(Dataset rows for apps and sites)
--------------------------------

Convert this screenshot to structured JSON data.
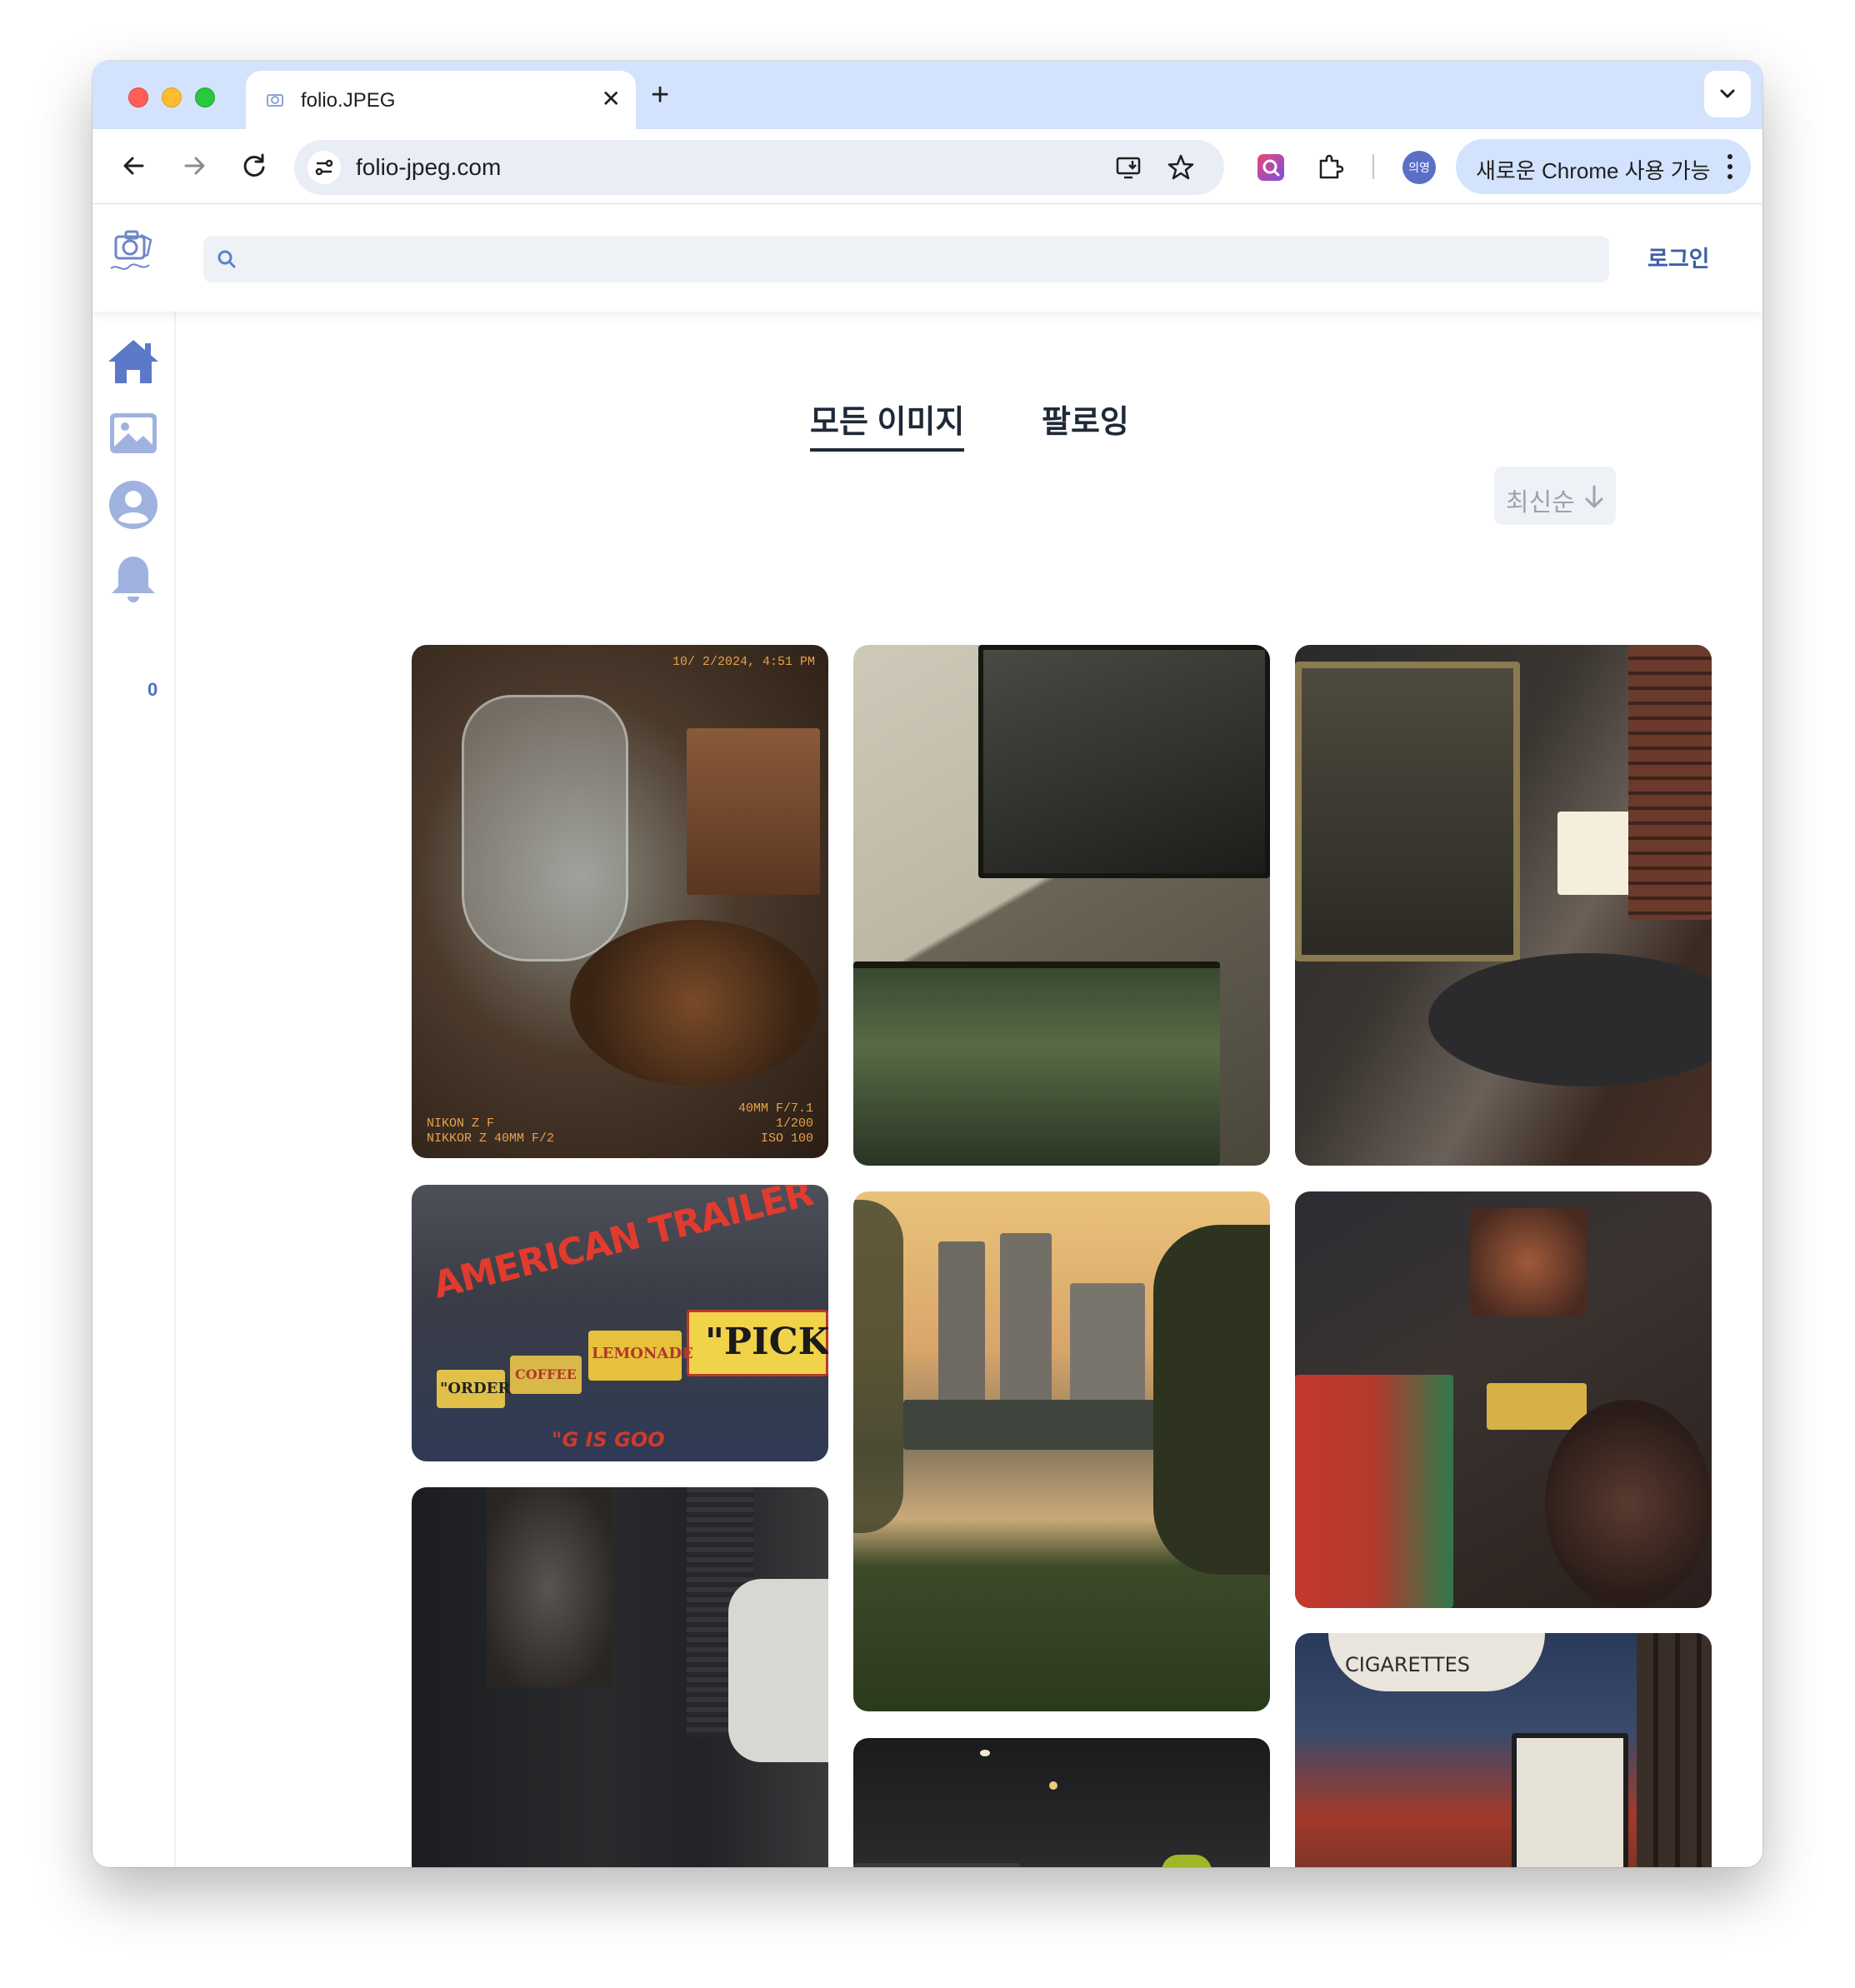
{
  "browser": {
    "tab_title": "folio.JPEG",
    "url": "folio-jpeg.com",
    "profile_label": "의영",
    "update_label": "새로운 Chrome 사용 가능"
  },
  "header": {
    "search_placeholder": "",
    "login_label": "로그인"
  },
  "sidenav": {
    "notification_count": "0"
  },
  "main": {
    "tabs": [
      "모든 이미지",
      "팔로잉"
    ],
    "sort_label": "최신순"
  },
  "photos": [
    {
      "id": "pitcher",
      "caption_top": "10/ 2/2024, 4:51 PM",
      "caption_bl": "NIKON Z F\nNIKKOR Z 40MM F/2",
      "caption_br": "40MM F/7.1\n1/200\nISO 100"
    },
    {
      "id": "wall-frames"
    },
    {
      "id": "lamp-painting"
    },
    {
      "id": "trailer-sign",
      "sign_text": "AMERICAN TRAILER",
      "sub_texts": [
        "\"PICK",
        "LEMONADE",
        "COFFEE",
        "\"ORDER",
        "\"G  IS GOO"
      ]
    },
    {
      "id": "han-river-sunset"
    },
    {
      "id": "dark-shop"
    },
    {
      "id": "alley"
    },
    {
      "id": "ceiling-lights"
    },
    {
      "id": "cigarettes-sign",
      "sign_text": "CIGARETTES"
    }
  ]
}
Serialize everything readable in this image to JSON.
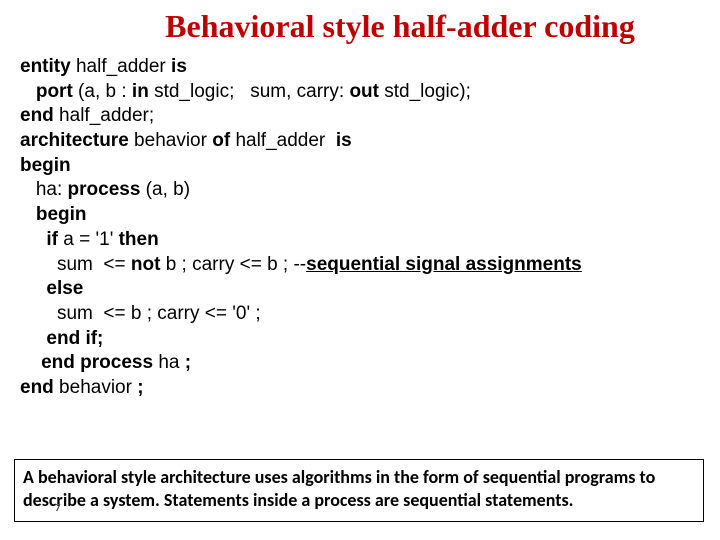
{
  "title": "Behavioral style half-adder coding",
  "code": {
    "l1a": "entity",
    "l1b": " half_adder ",
    "l1c": "is",
    "l2a": "   port",
    "l2b": " (a, b : ",
    "l2c": "in",
    "l2d": " std_logic;   sum, carry: ",
    "l2e": "out",
    "l2f": " std_logic);",
    "l3a": "end",
    "l3b": " half_adder;",
    "l4a": "architecture",
    "l4b": " behavior ",
    "l4c": "of",
    "l4d": " half_adder  ",
    "l4e": "is",
    "l5": "begin",
    "l6a": "   ha: ",
    "l6b": "process",
    "l6c": " (a, b)",
    "l7": "   begin",
    "l8a": "     if",
    "l8b": " a = '1' ",
    "l8c": "then",
    "l9a": "       sum  <= ",
    "l9b": "not",
    "l9c": " b ; carry <= b ; --",
    "l9d": "sequential signal assignments",
    "l10": "     else",
    "l11": "       sum  <= b ; carry <= '0' ;",
    "l12": "     end if;",
    "l13a": "    end process",
    "l13b": " ha ",
    "l13c": ";",
    "l14a": "end",
    "l14b": " behavior ",
    "l14c": ";"
  },
  "note": "A behavioral style architecture uses algorithms in the form of sequential programs to describe a system. Statements inside a process are sequential statements.",
  "page_marker": "7"
}
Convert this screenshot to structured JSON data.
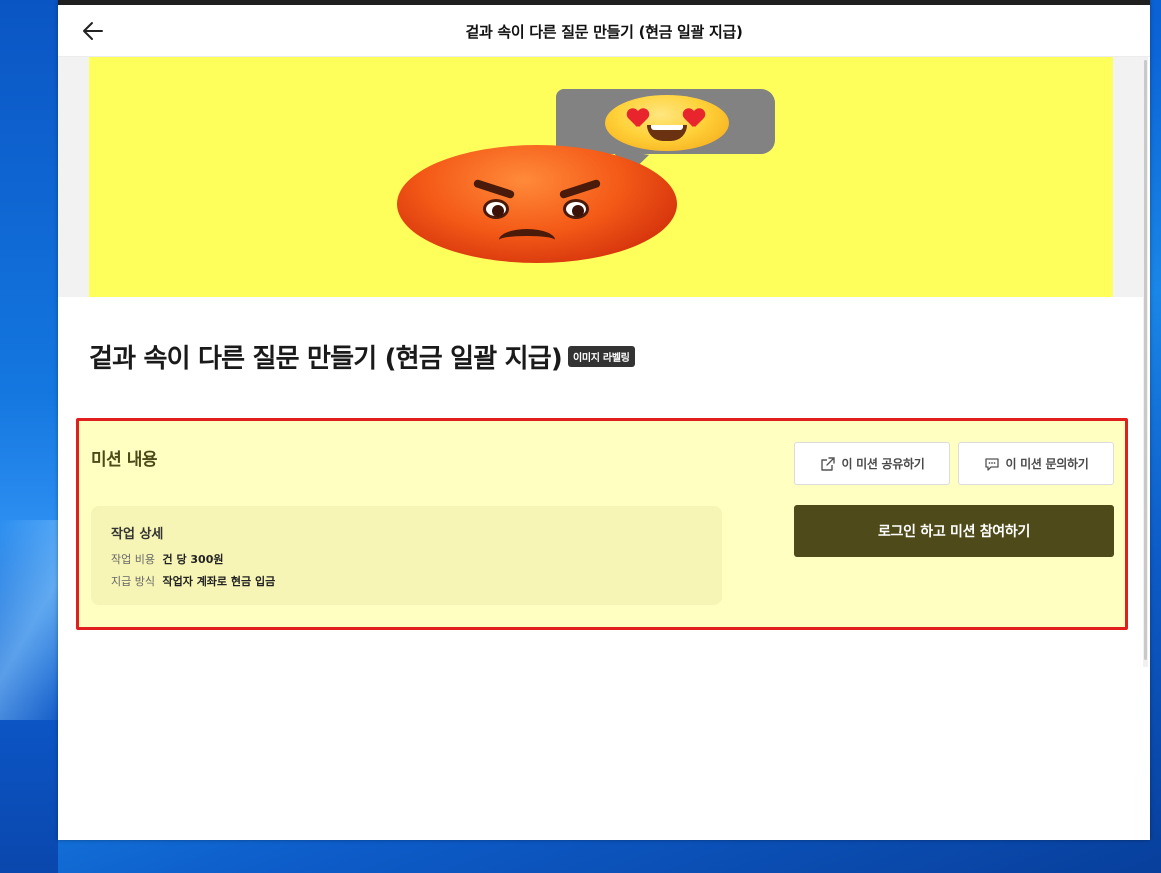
{
  "header": {
    "title": "겉과 속이 다른 질문 만들기 (현금 일괄 지급)",
    "back_icon": "arrow-left-icon"
  },
  "banner": {
    "images": [
      "angry-face-emoji",
      "heart-eyes-emoji",
      "speech-bubble"
    ],
    "background_color": "#ffff5c"
  },
  "page": {
    "title": "겉과 속이 다른 질문 만들기 (현금 일괄 지급)",
    "tag": "이미지 라벨링"
  },
  "mission": {
    "heading": "미션 내용",
    "share_label": "이 미션 공유하기",
    "inquiry_label": "이 미션 문의하기",
    "join_label": "로그인 하고 미션 참여하기",
    "detail": {
      "title": "작업 상세",
      "rows": [
        {
          "label": "작업 비용",
          "value": "건 당 300원"
        },
        {
          "label": "지급 방식",
          "value": "작업자 계좌로 현금 입금"
        }
      ]
    }
  },
  "colors": {
    "highlight_border": "#e0201f",
    "mission_bg": "#ffffc2",
    "primary_button": "#4f4a19"
  }
}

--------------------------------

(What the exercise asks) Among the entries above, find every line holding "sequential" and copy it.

(Solution for this exercise)
    "l9d": "sequential signal assignments",
  "note": "A behavioral style architecture uses algorithms in the form of sequential programs to describe a system. Statements inside a process are sequential statements.",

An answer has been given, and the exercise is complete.